Problem —
Among the entries below, find the lines holding "JSON" and copy them.

Exercise data —
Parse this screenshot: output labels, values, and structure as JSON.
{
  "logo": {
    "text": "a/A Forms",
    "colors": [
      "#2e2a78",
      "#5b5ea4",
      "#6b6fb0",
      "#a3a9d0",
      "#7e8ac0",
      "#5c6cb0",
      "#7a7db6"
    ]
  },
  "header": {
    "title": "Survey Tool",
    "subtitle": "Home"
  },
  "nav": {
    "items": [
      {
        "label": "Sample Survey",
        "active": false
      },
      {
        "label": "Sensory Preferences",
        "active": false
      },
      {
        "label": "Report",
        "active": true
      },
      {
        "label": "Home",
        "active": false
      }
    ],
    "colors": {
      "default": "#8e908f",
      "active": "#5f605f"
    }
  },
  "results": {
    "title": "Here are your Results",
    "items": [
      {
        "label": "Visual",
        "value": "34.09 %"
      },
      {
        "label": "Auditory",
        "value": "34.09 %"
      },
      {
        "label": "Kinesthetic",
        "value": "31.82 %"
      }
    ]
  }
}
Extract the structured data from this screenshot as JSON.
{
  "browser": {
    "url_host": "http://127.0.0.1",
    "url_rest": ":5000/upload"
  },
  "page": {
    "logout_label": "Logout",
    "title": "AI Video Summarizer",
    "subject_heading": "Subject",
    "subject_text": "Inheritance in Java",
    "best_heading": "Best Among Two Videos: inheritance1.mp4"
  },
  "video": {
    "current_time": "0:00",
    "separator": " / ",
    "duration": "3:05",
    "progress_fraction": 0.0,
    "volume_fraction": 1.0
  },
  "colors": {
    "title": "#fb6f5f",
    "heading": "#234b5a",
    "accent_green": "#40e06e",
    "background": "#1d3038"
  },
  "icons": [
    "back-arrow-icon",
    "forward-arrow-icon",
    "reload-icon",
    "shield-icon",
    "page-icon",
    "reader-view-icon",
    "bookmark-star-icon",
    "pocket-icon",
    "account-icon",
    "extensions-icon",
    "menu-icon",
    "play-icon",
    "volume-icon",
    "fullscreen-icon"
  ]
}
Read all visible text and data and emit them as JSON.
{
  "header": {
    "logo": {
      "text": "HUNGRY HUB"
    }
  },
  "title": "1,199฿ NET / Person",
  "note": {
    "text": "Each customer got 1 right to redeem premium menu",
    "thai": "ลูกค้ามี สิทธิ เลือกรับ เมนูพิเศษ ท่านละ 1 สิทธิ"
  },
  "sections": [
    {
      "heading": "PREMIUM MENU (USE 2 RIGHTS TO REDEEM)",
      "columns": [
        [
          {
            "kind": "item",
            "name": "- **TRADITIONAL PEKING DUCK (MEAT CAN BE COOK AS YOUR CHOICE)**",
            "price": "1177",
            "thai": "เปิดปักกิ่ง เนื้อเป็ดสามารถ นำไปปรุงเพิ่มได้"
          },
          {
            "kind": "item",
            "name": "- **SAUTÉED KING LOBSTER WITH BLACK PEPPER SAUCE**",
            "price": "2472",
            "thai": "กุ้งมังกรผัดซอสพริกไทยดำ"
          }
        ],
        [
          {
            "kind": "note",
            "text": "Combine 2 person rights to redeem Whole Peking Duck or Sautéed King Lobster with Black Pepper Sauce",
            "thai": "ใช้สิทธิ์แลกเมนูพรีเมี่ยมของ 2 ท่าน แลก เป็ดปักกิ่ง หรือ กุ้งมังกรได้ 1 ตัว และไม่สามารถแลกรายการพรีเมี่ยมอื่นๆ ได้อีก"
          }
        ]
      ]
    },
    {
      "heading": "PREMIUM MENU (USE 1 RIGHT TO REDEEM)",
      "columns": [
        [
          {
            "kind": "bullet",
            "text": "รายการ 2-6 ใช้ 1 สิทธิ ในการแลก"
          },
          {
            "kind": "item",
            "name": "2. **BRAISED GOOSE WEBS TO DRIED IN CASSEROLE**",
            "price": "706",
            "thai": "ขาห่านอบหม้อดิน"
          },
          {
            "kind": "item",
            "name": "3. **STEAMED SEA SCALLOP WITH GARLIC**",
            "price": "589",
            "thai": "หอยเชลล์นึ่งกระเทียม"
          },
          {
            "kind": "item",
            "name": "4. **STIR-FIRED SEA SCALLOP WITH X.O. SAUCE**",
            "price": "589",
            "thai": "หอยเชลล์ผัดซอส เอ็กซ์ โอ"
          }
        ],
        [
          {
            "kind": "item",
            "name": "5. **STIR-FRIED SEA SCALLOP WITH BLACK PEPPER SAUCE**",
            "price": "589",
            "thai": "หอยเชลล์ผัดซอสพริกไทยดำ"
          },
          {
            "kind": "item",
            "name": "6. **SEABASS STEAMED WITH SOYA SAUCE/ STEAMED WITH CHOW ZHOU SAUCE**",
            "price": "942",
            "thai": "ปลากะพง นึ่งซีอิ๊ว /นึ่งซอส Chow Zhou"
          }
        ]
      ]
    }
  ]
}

Response to this exercise —
Parse this screenshot: output labels, values, and structure as JSON.
Extract the structured data from this screenshot as JSON.
Read all visible text and data and emit them as JSON.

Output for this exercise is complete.